__WHAT NEEDS TO BE DONE__
Restate each of the lines below word for word and drop every picture.

__INFORMATION__
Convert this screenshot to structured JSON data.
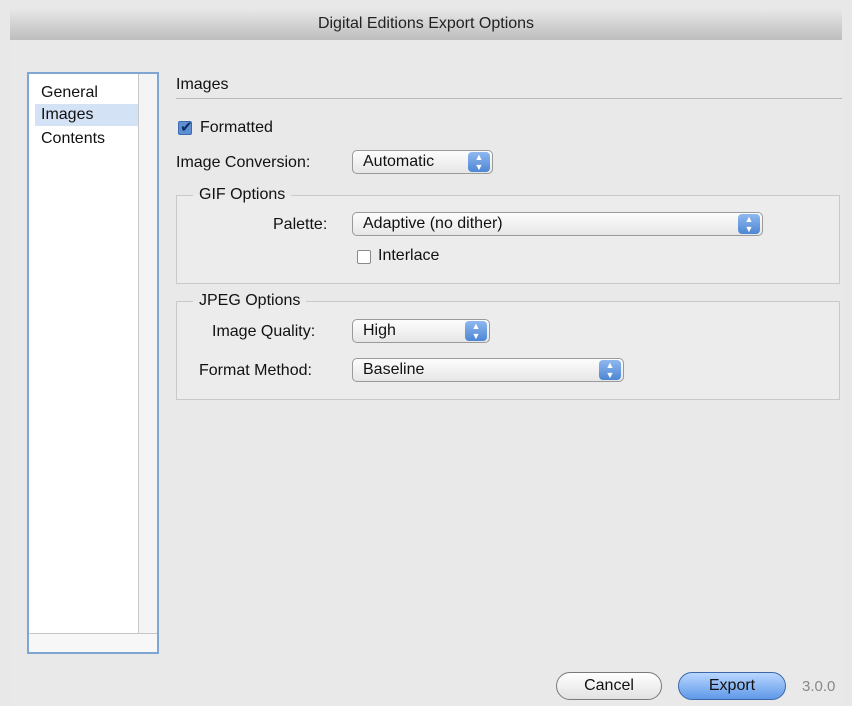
{
  "window": {
    "title": "Digital Editions Export Options"
  },
  "sidebar": {
    "items": [
      {
        "label": "General",
        "selected": false
      },
      {
        "label": "Images",
        "selected": true
      },
      {
        "label": "Contents",
        "selected": false
      }
    ]
  },
  "images": {
    "section_title": "Images",
    "formatted": {
      "label": "Formatted",
      "checked": true
    },
    "image_conversion": {
      "label": "Image Conversion:",
      "value": "Automatic"
    }
  },
  "gif_options": {
    "title": "GIF Options",
    "palette": {
      "label": "Palette:",
      "value": "Adaptive (no dither)"
    },
    "interlace": {
      "label": "Interlace",
      "checked": false
    }
  },
  "jpeg_options": {
    "title": "JPEG Options",
    "image_quality": {
      "label": "Image Quality:",
      "value": "High"
    },
    "format_method": {
      "label": "Format Method:",
      "value": "Baseline"
    }
  },
  "footer": {
    "cancel_label": "Cancel",
    "export_label": "Export",
    "version": "3.0.0"
  },
  "colors": {
    "accent": "#5e8fd0",
    "selection": "#d4e2f6"
  }
}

__ANSWER SPACE__
Convert this screenshot to structured JSON data.
{
  "window": {
    "title": "Digital Editions Export Options"
  },
  "sidebar": {
    "items": [
      {
        "label": "General",
        "selected": false
      },
      {
        "label": "Images",
        "selected": true
      },
      {
        "label": "Contents",
        "selected": false
      }
    ]
  },
  "images": {
    "section_title": "Images",
    "formatted": {
      "label": "Formatted",
      "checked": true
    },
    "image_conversion": {
      "label": "Image Conversion:",
      "value": "Automatic"
    }
  },
  "gif_options": {
    "title": "GIF Options",
    "palette": {
      "label": "Palette:",
      "value": "Adaptive (no dither)"
    },
    "interlace": {
      "label": "Interlace",
      "checked": false
    }
  },
  "jpeg_options": {
    "title": "JPEG Options",
    "image_quality": {
      "label": "Image Quality:",
      "value": "High"
    },
    "format_method": {
      "label": "Format Method:",
      "value": "Baseline"
    }
  },
  "footer": {
    "cancel_label": "Cancel",
    "export_label": "Export",
    "version": "3.0.0"
  },
  "colors": {
    "accent": "#5e8fd0",
    "selection": "#d4e2f6"
  }
}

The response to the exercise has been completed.